Richard Hawley Standing At The Sky’s Edge

The seventh studio album from Richard Hawley is an interesting change of direction for the Sheffield singer-songwriter. Hazy psychedelia is the order of the day here and Hawley proves masterful at it. With only one track clocking in under five minutes, the songs are suffused with snarling, meandering guitars solos and Hawley’s distinctive vocals. The title track is a masterpiece telling tales of a man who kills his wife and kids, a hard-up prostitute who ends up in jail and a young man involved in inner city violence respectively.

‘Down in the Woods’ is a real rocker with a venomous Hawley sounding not unlike Mark Lanegan. There are moments of real beauty here too with the woozy rock of ‘Time Will Bring You Winter’, the delicate ‘Don’t Stare At the Sun’ and the haunting ‘The Wood Collier’s Grave’. It’s the rockier material here that really stands out though such as the excellent closer ‘Before’, which begins gently before a mazy guitar line comes in, ‘She Brings the Sunlight’ and ‘Leave Your Body Behind’. One wonders where Hawley will go next but it will certainly be interesting to find out.

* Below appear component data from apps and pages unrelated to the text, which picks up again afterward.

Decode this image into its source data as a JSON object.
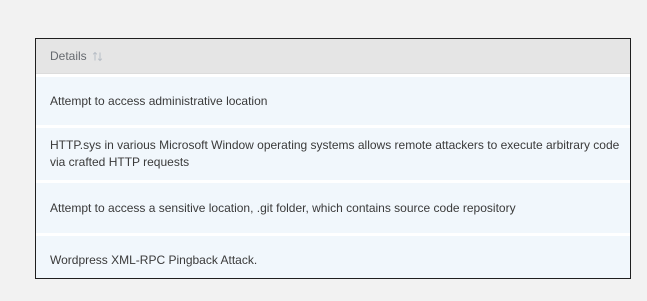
{
  "table": {
    "header": {
      "column_label": "Details",
      "sort_icon": "sort-arrows-icon"
    },
    "rows": [
      {
        "details": "Attempt to access administrative location"
      },
      {
        "details": "HTTP.sys in various Microsoft Window operating systems allows remote attackers to execute arbitrary code via crafted HTTP requests"
      },
      {
        "details": "Attempt to access a sensitive location, .git folder, which contains source code repository"
      },
      {
        "details": "Wordpress XML-RPC Pingback Attack."
      }
    ]
  },
  "colors": {
    "header_bg": "#e5e5e5",
    "row_bg": "#f1f7fc",
    "page_bg": "#f2f2f2",
    "border": "#1f1f1f",
    "text": "#3a3a3a",
    "header_text": "#666a6f"
  }
}
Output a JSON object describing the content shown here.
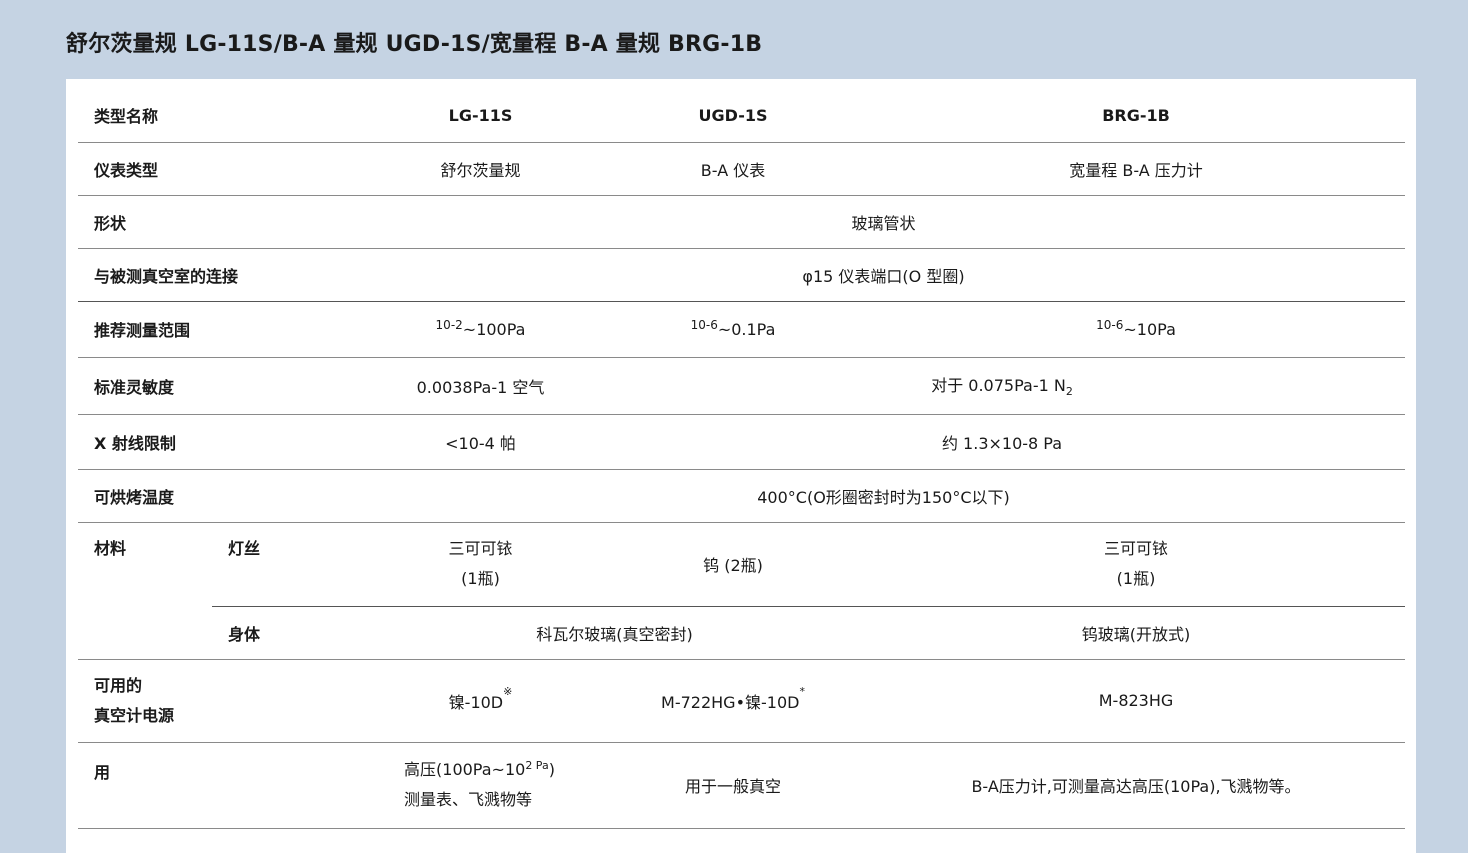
{
  "title": "舒尔茨量规 LG-11S/B-A 量规 UGD-1S/宽量程 B-A 量规 BRG-1B",
  "header": {
    "label": "类型名称",
    "col1": "LG-11S",
    "col2": "UGD-1S",
    "col3": "BRG-1B"
  },
  "rows": {
    "gauge_type": {
      "label": "仪表类型",
      "col1": "舒尔茨量规",
      "col2": "B-A 仪表",
      "col3": "宽量程 B-A 压力计"
    },
    "shape": {
      "label": "形状",
      "value": "玻璃管状"
    },
    "connection": {
      "label": "与被测真空室的连接",
      "value": "φ15 仪表端口(O 型圈)"
    },
    "range": {
      "label": "推荐测量范围",
      "col1_exp": "10-2",
      "col1_rest": "~100Pa",
      "col2_exp": "10-6",
      "col2_rest": "~0.1Pa",
      "col3_exp": "10-6",
      "col3_rest": "~10Pa"
    },
    "sensitivity": {
      "label": "标准灵敏度",
      "col1": "0.0038Pa-1 空气",
      "col23": "对于 0.075Pa-1 N",
      "col23_sub": "2"
    },
    "xray": {
      "label": "X 射线限制",
      "col1": "<10-4 帕",
      "col23": "约 1.3×10-8 Pa"
    },
    "bake": {
      "label": "可烘烤温度",
      "value": "400°C(O形圈密封时为150°C以下)"
    },
    "material": {
      "label": "材料",
      "filament_label": "灯丝",
      "filament_col1_line1": "三可可铱",
      "filament_col1_line2": "(1瓶)",
      "filament_col2": "钨 (2瓶)",
      "filament_col3_line1": "三可可铱",
      "filament_col3_line2": "(1瓶)",
      "body_label": "身体",
      "body_col12": "科瓦尔玻璃(真空密封)",
      "body_col3": "钨玻璃(开放式)"
    },
    "power": {
      "label_line1": "可用的",
      "label_line2": "真空计电源",
      "col1": "镍-10D",
      "col1_mark": "※",
      "col2": "M-722HG•镍-10D",
      "col2_mark": "*",
      "col3": "M-823HG"
    },
    "usage": {
      "label": "用",
      "col1_line1_a": "高压(100Pa~10",
      "col1_line1_sup": "2 Pa",
      "col1_line1_b": ")",
      "col1_line2": "测量表、飞溅物等",
      "col2": "用于一般真空",
      "col3": "B-A压力计,可测量高达高压(10Pa),飞溅物等。"
    }
  }
}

Grizzly Bear Shields

It’s three years since Brooklyn’s Grizzly Bear released the superb Veckatimest. It seems Shields was not a straight forward follow-up, with news of a full album supposedly binned along the way. However this album could justifiably be called their strongest yet. With its dense, complex layers it’s certainly challenging but one that reaps rich rewards upon multiple listens. There’s certainly nothing as instantly accessible as ‘Two Weeks’ on here with no apparent radio-friendly songs, not that this is a bad thing.

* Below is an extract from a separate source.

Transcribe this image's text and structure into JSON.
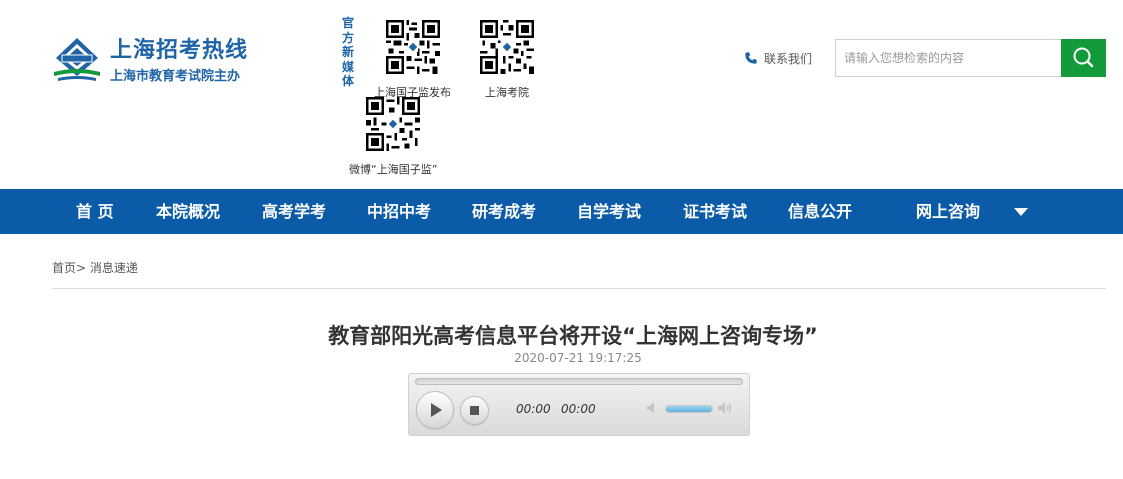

The album opens with ‘Sleeping Ute’ and its disconcerting time signature is an indicator of what’s to follow You learn to expect the unexpected from Grizzly Bear. As always, vocals are shared between Ed Droste and Daniel Rossen with harmonies appearing throughout. The sublime ‘Yet Again’ has a really catchy chorus that can get stuck in your head for days. Album standout ‘Half Gate’ is a work of high art with its soaring, sweeping strings and jangling guitars. Brilliant stuff from a brilliant band.